Maria Sharapova is on the cover of December 2018 issue of Entrepreneur, and deservingly so — not only does she have an awe-inspiring tennis career, but her refined business sense and work ethic have spread her influence way beyond the sport, to the point that she’s now a highly successful entrepreneur in various niches and her rise has only just begun.the
Adding to her $38,342,119 WTA prize money, Sharapova’s list of sponsors boasts multimillion-dollar deals with giants such as Nike, Canon, Porsche, Nike, Head, and Evian. But that’s just a fraction of the story. It’s not only Sharapova’s face and persona that sell products, the Maria tennis clothing line she’s been creating with Nike has consistently been a big hit and a ballet flat she designed for Cole Haan was the brand’s best-selling shoe for two years.
Given that champions feel that only the sky is the limit, Sharapova wanted to try herself out in building her own brand from scratch and, unsurprisingly, her six-year-old Sugarpova candy project is growing at double digits year over year. After a modest start, but with good strategy and desire for expansion, Sugarpova is now sold in 22 countries and includes about a dozen products, from gummies to high-end chocolate. According to Entrepreneur, Sugarpova’s 2017 sales have been estimated at $10 to $12 million.

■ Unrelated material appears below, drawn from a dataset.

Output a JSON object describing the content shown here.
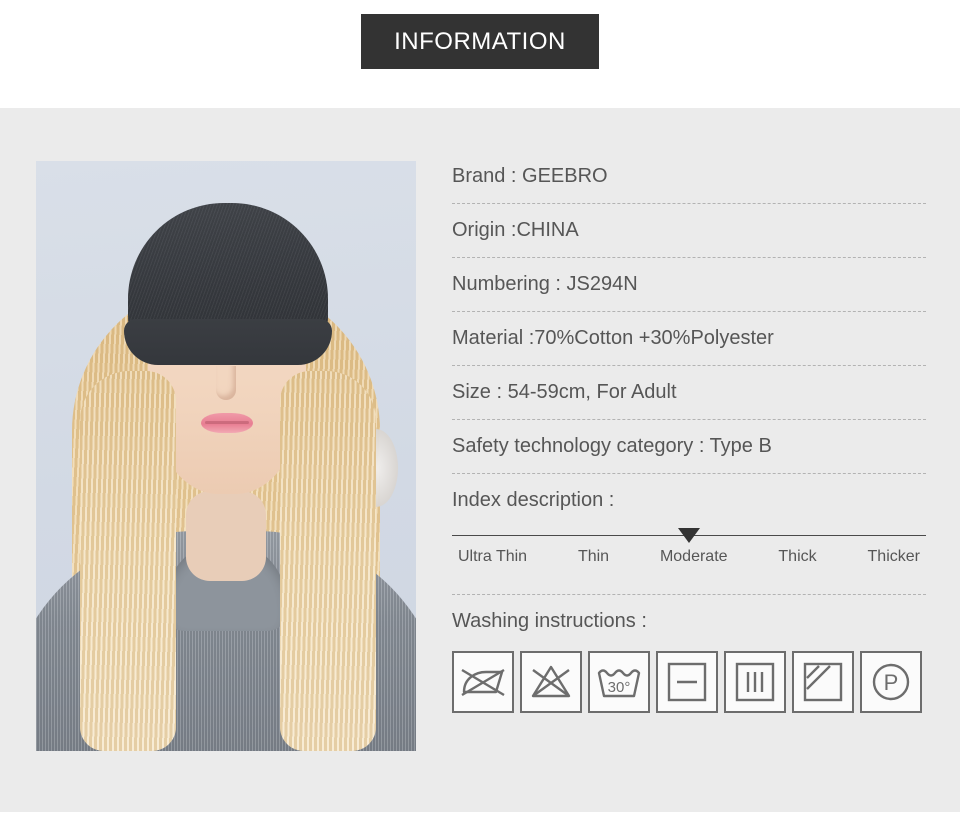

It’s apparent that Sharapova was born with this business wisdom, but if there’s one thing she can advise us it’s that there’s nothing you can do alone and building a strong team is crucial:

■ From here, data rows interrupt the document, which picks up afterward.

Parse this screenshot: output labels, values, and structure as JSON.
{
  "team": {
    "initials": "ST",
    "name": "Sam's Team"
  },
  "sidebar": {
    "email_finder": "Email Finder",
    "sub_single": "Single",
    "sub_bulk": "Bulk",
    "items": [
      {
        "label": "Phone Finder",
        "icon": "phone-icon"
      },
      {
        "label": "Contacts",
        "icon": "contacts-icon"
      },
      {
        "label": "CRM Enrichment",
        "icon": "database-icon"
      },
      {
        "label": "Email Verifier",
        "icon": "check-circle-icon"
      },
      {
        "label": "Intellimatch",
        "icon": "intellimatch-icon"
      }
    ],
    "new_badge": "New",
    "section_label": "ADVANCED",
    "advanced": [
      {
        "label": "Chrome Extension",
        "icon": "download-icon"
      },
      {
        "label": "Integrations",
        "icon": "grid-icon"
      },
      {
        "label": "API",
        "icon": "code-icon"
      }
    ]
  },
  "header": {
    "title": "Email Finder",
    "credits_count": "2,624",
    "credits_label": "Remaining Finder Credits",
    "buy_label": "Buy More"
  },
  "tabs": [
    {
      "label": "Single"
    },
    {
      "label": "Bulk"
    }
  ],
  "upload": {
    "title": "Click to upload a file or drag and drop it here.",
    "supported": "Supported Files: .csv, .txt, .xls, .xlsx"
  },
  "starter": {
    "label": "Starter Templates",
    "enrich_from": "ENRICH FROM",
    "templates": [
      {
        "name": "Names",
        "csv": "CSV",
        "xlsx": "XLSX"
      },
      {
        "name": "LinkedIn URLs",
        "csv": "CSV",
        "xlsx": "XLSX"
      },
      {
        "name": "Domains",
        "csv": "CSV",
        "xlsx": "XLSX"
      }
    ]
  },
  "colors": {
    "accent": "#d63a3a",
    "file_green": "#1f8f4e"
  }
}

One of the things I’ve taken from my sport is the importance of team building. I have a very small group I rely on, whose opinion I very much call for. It’s key to have those people, even as you become more confident in your own voice and your own choices. There’s a reason you have a team behind you, and that’s because they are much more knowledgeable in certain areas than you are. I don’t want to be the smartest employee on my team.
Besides Sugarpova, at the moment Sharapova’s business portfolio includes investments in Ultimate Fighting Championship, sunscreen maker Supergoop and an app called Charly that lets users message celebrities; plus an upcoming partnership codesigning hotel gyms with architect Dan Meis, whose projects include the Staples Center in Los Angeles and Safeco Field in Seattle.
I can’t even comprehend the areas Maria’s empire will cover in the coming years and decades, especially when I hear the projection of Max Eisenbud, who is the most important person in Masha’s team, having been by her side for 20 years:
I think she’ll be a better businesswoman than she is a tennis player. She’s amazingly competitive.
Most people would kill for Maria’s tennis career, but for her, it’s just the beginning. Maria is “Unstoppable”, as her autobiography suggests.